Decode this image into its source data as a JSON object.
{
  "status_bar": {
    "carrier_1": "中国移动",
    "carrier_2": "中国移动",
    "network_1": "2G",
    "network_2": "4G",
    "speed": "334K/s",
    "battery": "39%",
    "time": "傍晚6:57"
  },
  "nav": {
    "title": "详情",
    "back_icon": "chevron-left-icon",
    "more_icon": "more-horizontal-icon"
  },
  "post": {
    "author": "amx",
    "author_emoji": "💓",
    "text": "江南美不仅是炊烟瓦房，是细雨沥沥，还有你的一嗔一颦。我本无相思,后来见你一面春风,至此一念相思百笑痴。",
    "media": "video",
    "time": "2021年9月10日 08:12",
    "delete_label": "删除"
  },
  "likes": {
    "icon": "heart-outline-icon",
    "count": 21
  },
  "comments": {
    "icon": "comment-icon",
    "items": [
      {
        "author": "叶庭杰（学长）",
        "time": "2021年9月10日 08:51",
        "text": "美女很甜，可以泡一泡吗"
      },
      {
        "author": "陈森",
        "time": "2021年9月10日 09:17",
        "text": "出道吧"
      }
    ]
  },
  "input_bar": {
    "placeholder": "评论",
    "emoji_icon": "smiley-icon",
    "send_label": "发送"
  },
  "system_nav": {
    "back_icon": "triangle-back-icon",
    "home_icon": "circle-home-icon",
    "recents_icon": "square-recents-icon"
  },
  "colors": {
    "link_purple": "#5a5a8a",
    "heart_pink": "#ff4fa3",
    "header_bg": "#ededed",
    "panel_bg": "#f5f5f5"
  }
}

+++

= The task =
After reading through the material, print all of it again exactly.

= Result =
Decode this image into its source data as a JSON object.
{
  "status_bar": {
    "carrier_1": "中国移动",
    "carrier_2": "中国移动",
    "network_1": "2G",
    "network_2": "4G",
    "speed": "334K/s",
    "battery": "39%",
    "time": "傍晚6:57"
  },
  "nav": {
    "title": "详情",
    "back_icon": "chevron-left-icon",
    "more_icon": "more-horizontal-icon"
  },
  "post": {
    "author": "amx",
    "author_emoji": "💓",
    "text": "江南美不仅是炊烟瓦房，是细雨沥沥，还有你的一嗔一颦。我本无相思,后来见你一面春风,至此一念相思百笑痴。",
    "media": "video",
    "time": "2021年9月10日 08:12",
    "delete_label": "删除"
  },
  "likes": {
    "icon": "heart-outline-icon",
    "count": 21
  },
  "comments": {
    "icon": "comment-icon",
    "items": [
      {
        "author": "叶庭杰（学长）",
        "time": "2021年9月10日 08:51",
        "text": "美女很甜，可以泡一泡吗"
      },
      {
        "author": "陈森",
        "time": "2021年9月10日 09:17",
        "text": "出道吧"
      }
    ]
  },
  "input_bar": {
    "placeholder": "评论",
    "emoji_icon": "smiley-icon",
    "send_label": "发送"
  },
  "system_nav": {
    "back_icon": "triangle-back-icon",
    "home_icon": "circle-home-icon",
    "recents_icon": "square-recents-icon"
  },
  "colors": {
    "link_purple": "#5a5a8a",
    "heart_pink": "#ff4fa3",
    "header_bg": "#ededed",
    "panel_bg": "#f5f5f5"
  }
}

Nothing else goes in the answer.